By now, the no-longer-new food movement has provoked
files full of skeptical responses. Most follow familiar scripts: foodies are
elitist, or environmentally ignorant, or impractical about global hunger.
Head out on a tour of the castles of medieval Europe and you'll quickly catch on to a castle's three key features. What you see first is the bailey—a large area surrounded by a substantial wall where most of the population lived and most of the life of the community was conducted.
Christopher Pramuk sees a connection between Thomas Merton and Pope Francis. What binds them together is St. Francis’s awareness that the fate of the earth and the fate of God’s creatures are integrally related. As Pope Francis wrote in Laudato si’: “We are faced not with two separate crises, one environmental and the other social, but rather one complex crisis which is both social and environmental. . . . There can be no renewal of our relationship with nature without a renewal of humanity itself.

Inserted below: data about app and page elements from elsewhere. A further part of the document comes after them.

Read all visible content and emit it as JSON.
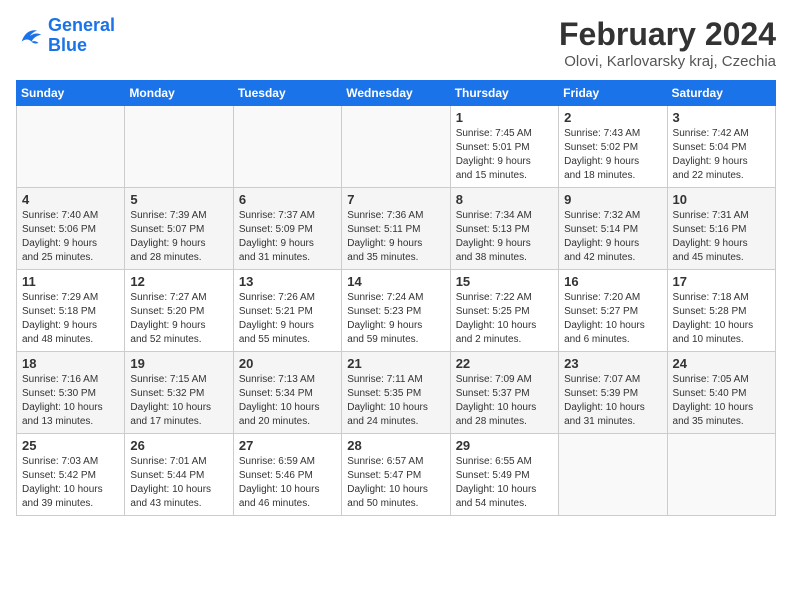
{
  "header": {
    "logo_line1": "General",
    "logo_line2": "Blue",
    "title": "February 2024",
    "subtitle": "Olovi, Karlovarsky kraj, Czechia"
  },
  "days_of_week": [
    "Sunday",
    "Monday",
    "Tuesday",
    "Wednesday",
    "Thursday",
    "Friday",
    "Saturday"
  ],
  "weeks": [
    [
      {
        "day": "",
        "info": ""
      },
      {
        "day": "",
        "info": ""
      },
      {
        "day": "",
        "info": ""
      },
      {
        "day": "",
        "info": ""
      },
      {
        "day": "1",
        "info": "Sunrise: 7:45 AM\nSunset: 5:01 PM\nDaylight: 9 hours\nand 15 minutes."
      },
      {
        "day": "2",
        "info": "Sunrise: 7:43 AM\nSunset: 5:02 PM\nDaylight: 9 hours\nand 18 minutes."
      },
      {
        "day": "3",
        "info": "Sunrise: 7:42 AM\nSunset: 5:04 PM\nDaylight: 9 hours\nand 22 minutes."
      }
    ],
    [
      {
        "day": "4",
        "info": "Sunrise: 7:40 AM\nSunset: 5:06 PM\nDaylight: 9 hours\nand 25 minutes."
      },
      {
        "day": "5",
        "info": "Sunrise: 7:39 AM\nSunset: 5:07 PM\nDaylight: 9 hours\nand 28 minutes."
      },
      {
        "day": "6",
        "info": "Sunrise: 7:37 AM\nSunset: 5:09 PM\nDaylight: 9 hours\nand 31 minutes."
      },
      {
        "day": "7",
        "info": "Sunrise: 7:36 AM\nSunset: 5:11 PM\nDaylight: 9 hours\nand 35 minutes."
      },
      {
        "day": "8",
        "info": "Sunrise: 7:34 AM\nSunset: 5:13 PM\nDaylight: 9 hours\nand 38 minutes."
      },
      {
        "day": "9",
        "info": "Sunrise: 7:32 AM\nSunset: 5:14 PM\nDaylight: 9 hours\nand 42 minutes."
      },
      {
        "day": "10",
        "info": "Sunrise: 7:31 AM\nSunset: 5:16 PM\nDaylight: 9 hours\nand 45 minutes."
      }
    ],
    [
      {
        "day": "11",
        "info": "Sunrise: 7:29 AM\nSunset: 5:18 PM\nDaylight: 9 hours\nand 48 minutes."
      },
      {
        "day": "12",
        "info": "Sunrise: 7:27 AM\nSunset: 5:20 PM\nDaylight: 9 hours\nand 52 minutes."
      },
      {
        "day": "13",
        "info": "Sunrise: 7:26 AM\nSunset: 5:21 PM\nDaylight: 9 hours\nand 55 minutes."
      },
      {
        "day": "14",
        "info": "Sunrise: 7:24 AM\nSunset: 5:23 PM\nDaylight: 9 hours\nand 59 minutes."
      },
      {
        "day": "15",
        "info": "Sunrise: 7:22 AM\nSunset: 5:25 PM\nDaylight: 10 hours\nand 2 minutes."
      },
      {
        "day": "16",
        "info": "Sunrise: 7:20 AM\nSunset: 5:27 PM\nDaylight: 10 hours\nand 6 minutes."
      },
      {
        "day": "17",
        "info": "Sunrise: 7:18 AM\nSunset: 5:28 PM\nDaylight: 10 hours\nand 10 minutes."
      }
    ],
    [
      {
        "day": "18",
        "info": "Sunrise: 7:16 AM\nSunset: 5:30 PM\nDaylight: 10 hours\nand 13 minutes."
      },
      {
        "day": "19",
        "info": "Sunrise: 7:15 AM\nSunset: 5:32 PM\nDaylight: 10 hours\nand 17 minutes."
      },
      {
        "day": "20",
        "info": "Sunrise: 7:13 AM\nSunset: 5:34 PM\nDaylight: 10 hours\nand 20 minutes."
      },
      {
        "day": "21",
        "info": "Sunrise: 7:11 AM\nSunset: 5:35 PM\nDaylight: 10 hours\nand 24 minutes."
      },
      {
        "day": "22",
        "info": "Sunrise: 7:09 AM\nSunset: 5:37 PM\nDaylight: 10 hours\nand 28 minutes."
      },
      {
        "day": "23",
        "info": "Sunrise: 7:07 AM\nSunset: 5:39 PM\nDaylight: 10 hours\nand 31 minutes."
      },
      {
        "day": "24",
        "info": "Sunrise: 7:05 AM\nSunset: 5:40 PM\nDaylight: 10 hours\nand 35 minutes."
      }
    ],
    [
      {
        "day": "25",
        "info": "Sunrise: 7:03 AM\nSunset: 5:42 PM\nDaylight: 10 hours\nand 39 minutes."
      },
      {
        "day": "26",
        "info": "Sunrise: 7:01 AM\nSunset: 5:44 PM\nDaylight: 10 hours\nand 43 minutes."
      },
      {
        "day": "27",
        "info": "Sunrise: 6:59 AM\nSunset: 5:46 PM\nDaylight: 10 hours\nand 46 minutes."
      },
      {
        "day": "28",
        "info": "Sunrise: 6:57 AM\nSunset: 5:47 PM\nDaylight: 10 hours\nand 50 minutes."
      },
      {
        "day": "29",
        "info": "Sunrise: 6:55 AM\nSunset: 5:49 PM\nDaylight: 10 hours\nand 54 minutes."
      },
      {
        "day": "",
        "info": ""
      },
      {
        "day": "",
        "info": ""
      }
    ]
  ]
}
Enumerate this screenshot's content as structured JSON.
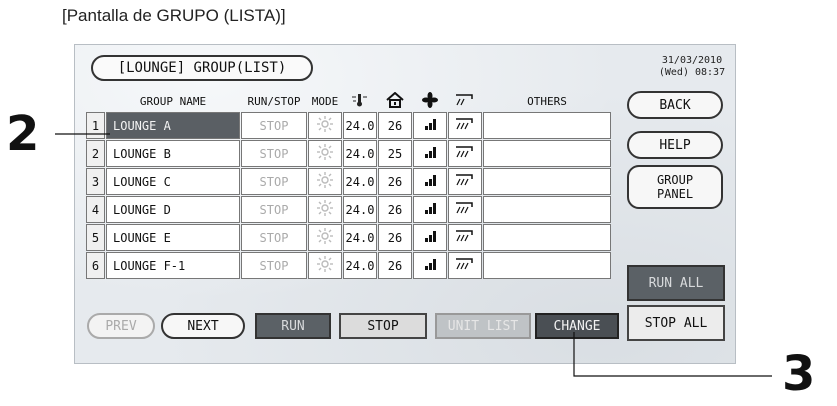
{
  "caption": "[Pantalla de GRUPO (LISTA)]",
  "title": "[LOUNGE] GROUP(LIST)",
  "datetime": {
    "date": "31/03/2010",
    "time": "(Wed) 08:37"
  },
  "columns": {
    "group_name": "GROUP NAME",
    "run_stop": "RUN/STOP",
    "mode": "MODE",
    "others": "OTHERS"
  },
  "icons": {
    "set_temp": "thermometer-icon",
    "room_temp": "house-icon",
    "fan": "fan-icon",
    "vane": "air-direction-icon",
    "mode": "sun-icon"
  },
  "rows": [
    {
      "num": "1",
      "name": "LOUNGE A",
      "status": "STOP",
      "set": "24.0",
      "room": "26"
    },
    {
      "num": "2",
      "name": "LOUNGE B",
      "status": "STOP",
      "set": "24.0",
      "room": "25"
    },
    {
      "num": "3",
      "name": "LOUNGE C",
      "status": "STOP",
      "set": "24.0",
      "room": "26"
    },
    {
      "num": "4",
      "name": "LOUNGE D",
      "status": "STOP",
      "set": "24.0",
      "room": "26"
    },
    {
      "num": "5",
      "name": "LOUNGE E",
      "status": "STOP",
      "set": "24.0",
      "room": "26"
    },
    {
      "num": "6",
      "name": "LOUNGE F-1",
      "status": "STOP",
      "set": "24.0",
      "room": "26"
    }
  ],
  "buttons": {
    "back": "BACK",
    "help": "HELP",
    "group_panel_1": "GROUP",
    "group_panel_2": "PANEL",
    "run_all": "RUN ALL",
    "stop_all": "STOP ALL",
    "prev": "PREV",
    "next": "NEXT",
    "run": "RUN",
    "stop": "STOP",
    "unit_list": "UNIT LIST",
    "change": "CHANGE"
  },
  "callouts": {
    "left": "2",
    "right": "3"
  }
}
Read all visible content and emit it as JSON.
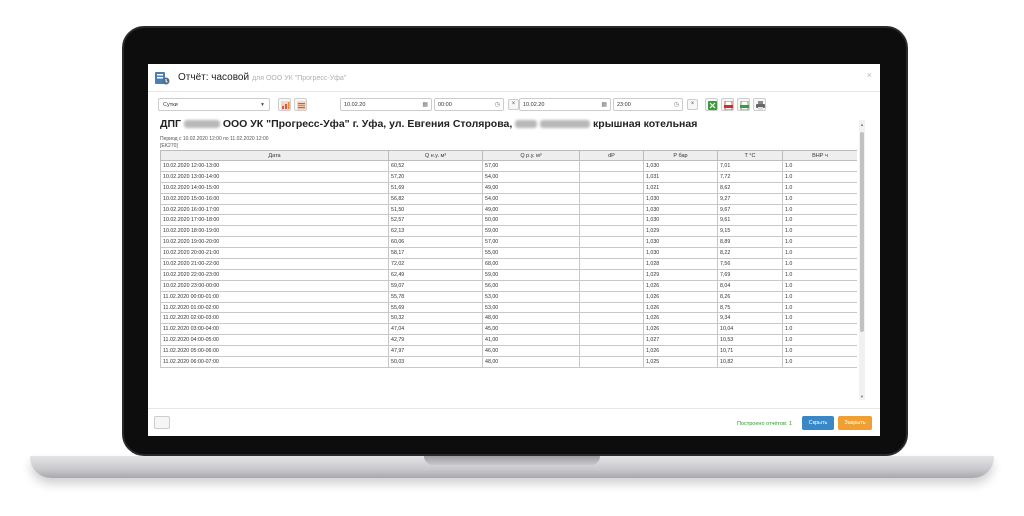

There can be no ecology without an adequate anthropology.” Pramuk says that Merton’s writings embody what Pope Francis calls an “integral ecology,” challenging modern certainties and envisioning a different way of being human in the world (Los Angeles Review of Books, April 23).